In reaction, Gazprom and Rosatom, the nuclear corporation, recently signed a deal to hydrogen production in 2024. Uniper, the German energy giant, says Nord Stream 2 could be repurposed to carry a blend of 80% hydrogen and 20% natural gas.

“Joe Biden Is Unlikely to Save Angela Merkel’s Pet Project,” headlines a Bloomberg article yesterday about the $11 billion, 1,239 km Russia-German Baltic Sea gas line. “U.S. opposition is likely to remain under Biden,” Bloomberg writes about Nord Stream 2.  “There’s American cross-aisle agreement” against Nord Stream, Ursula von der Leyen, European Commission President and Angela Merkel’s former defense minister, told Germany’s Die Zeit newspaper earlier this month.

Democrats should not go wobbly on Nord Stream 2, The Wall Street Journal warns in an editorial: “Congress shouldn’t back off Russia sanctions in the annual defense bill.” “The incoming Democratic Administration wants closer cooperation with Western Europe,” wrote the conservative US newspaper. “That shouldn’t come at the cost of increasing NATO vulnerability to Russia. Congress would assist U.S. and European strategic interests if it gets the Nord Stream sanctions over the finish line in the lame duck session.”

The US Congress is targeting insurance companies in the latest strategy to stop the pipeline, Bloomberg reports from Washington. “House and Senate negotiators agreed to target insurers and technical certification companies working on the project in a defense bill that must pass by the end of the year.”

In advance of passage, US officials already are contacting companies to warn they may face sanctions, DPA reports from Washington. “We’re in the process of calling a number of these companies to make them aware that they’re likely engaged in sanctionable activity,” an official reportedly tells the German news agency.

Rozetka.ua, Ukraine’s largest online store is seeing record number of visitors to their site – 5.6 million on Tuesday. With the retailer’s ‘Black Friday’ sales going on all week, Vladyslav Chechotkin, Rozetka owner wrote on Facebook that some items already are running out. “Sales hit records,” he wrote. “We have run out of many products already, despite our large purchases.” The most popular items are: laptops, TV sets, vacuum cleaner robots, electric grills, men’s boots, women’s sneakers, and Lego blocks.

The American Chamber of Commerce in Ukraine has presented its annual Thanksgiving Awards to Mykhailo Fedorov, Digital Transformation Minister, and to Paul Niland, founder of Lifeline Ukraine, a national suicide prevention hotline focused on helping military veterans.

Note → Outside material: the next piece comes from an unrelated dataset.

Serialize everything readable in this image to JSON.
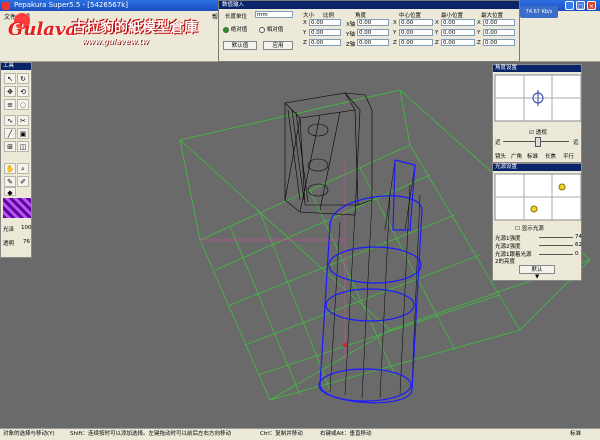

Fedorov said of his work to simplify government services: “We have already created a mobile application and portal of electronic services ‘Diia’, introduced the first digital passports in the world, launched registration of a business in 15 minutes.”

Editor’s Note: In honor of Thanksgiving, my own Turkey Award goes to Péter Szijjártó, Foreign Minister of the neighboring republic of Hungary. In mid-October, as Americans were voting for president, Hungary’s top diplomat posted on Facebook a long, slashing video attack on Joe Biden. He charged that Vice President Biden spent more time in Ukraine than in the US outside Washington’s Beltway. After that wrongway bet, Szijjártó now learns that Biden’s Secretary of State will be Antony Blinken. From 1994 to 1996, Antony’s father, Donald Blinken, was US Ambassador to Hungary. The future US Secretary of State may well be hip to Hungary’s tricks. After the US election, Hungary’s hapless Foreign Minister flew to Phnom Penh to bond with a fellow authoritarian, Hun Sen, Cambodia’s Prime Minister for 36 years. But after their embrace, Szijjártó discovered he had Covid-19. The 67-year-old Cambodian dictator retreated into self-isolation for two weeks. Thai authorities cancelled all meetings with Szijjártó and sent him home on the first flight in the direction of Budapest. With Best Regards, Jim Brooke